The assets of Volcanic were sold to its largest shareholder, Oliver H. Winchester, who had invested large sums of his personal money into the company. Winchester renamed the company the New Haven Arms Co., and later to the Winchester Repeating Arms Co. Hired by Winchester to make a reliable repeating rifle, gun designer B. Tyler Henry worked to improve the cartridge, and to make a rifle to use it. He came up with a large caliber lever action rifle and a .44 cal rimfire cartridge. He got a patent on his design in 1860, and the Henry rifle was in production before the U.S. Civil War started.
The Army evaluated the Henry rifle, as it was called, and bought a few of them. However they did not buy significant numbers of the Henry. Army brass thought the soldiers would waste a lot of ammunition by the rapid fire of the rifle, and units equiped with Henry's would be hard to keep supplied with ammunition. Since the days of the Kentucky Rifle, the Army has favored accurate single shot fire over massive firepower, often citing the wastefulness of massive firepower, and expense of all that ammunition. Although rejected by the Army, it was an instant success by the soldiers who used the rifle. Some Union outfits supplied themselves with Henry rifles, either on their own or by contributions from their communities.
A Southern general remarked that the Henry was a rifle that the Northerners could load on Sunday and fire it all week.
The Henry rifle would get hot during firing, and did not have a wooden hand grip under the hot barrel. It was a bit slow to load, a magazine tube being loaded from the muzzle end. But once loaded, it easily outclassed other rifles of its day. It was only made through 1866, when improved models of Winchester repeating rifles replaced the original design.
The Henry rifle and its descendents, the Winchesters, are cited as one of the three inventions that allowed the settling of the American West, along with Gliddens barbed wire fence, and Halliday's windmill.
Other rifle articles in the archives include:

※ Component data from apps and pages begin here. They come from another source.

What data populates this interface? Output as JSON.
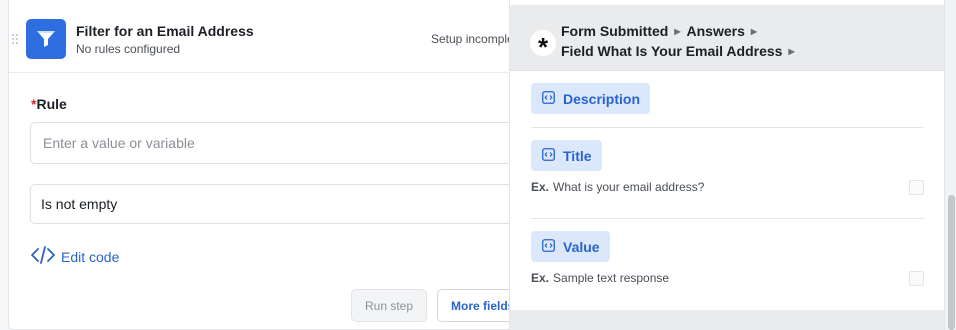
{
  "step": {
    "title": "Filter for an Email Address",
    "subtitle": "No rules configured",
    "status": "Setup incomplete"
  },
  "rule": {
    "label": "Rule",
    "required_mark": "*",
    "value_placeholder": "Enter a value or variable",
    "operator": "Is not empty",
    "edit_code_label": "Edit code"
  },
  "buttons": {
    "run_step": "Run step",
    "more_fields": "More fields"
  },
  "picker": {
    "breadcrumb": [
      "Form Submitted",
      "Answers",
      "Field What Is Your Email Address"
    ],
    "fields": [
      {
        "name": "Description",
        "example": ""
      },
      {
        "name": "Title",
        "example_prefix": "Ex.",
        "example": "What is your email address?"
      },
      {
        "name": "Value",
        "example_prefix": "Ex.",
        "example": "Sample text response"
      }
    ]
  },
  "colors": {
    "accent": "#2a63cc",
    "app_icon": "#2f6ee0",
    "chip_bg": "#dbe8fb",
    "required": "#d62a2a"
  },
  "icons": [
    "drag-handle-icon",
    "filter-funnel-icon",
    "code-brackets-icon",
    "trigger-asterisk-icon",
    "chevron-right-icon",
    "variable-icon"
  ]
}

The British Furgeson Breach Loader
The 1903 Springfield
The Krag Jorgenson
The First Colt Revolver
The Walker Colt
1911 Colt 45
The Collier Flintlock Revolver
Click on the Firearms Category to view all the firearms articles.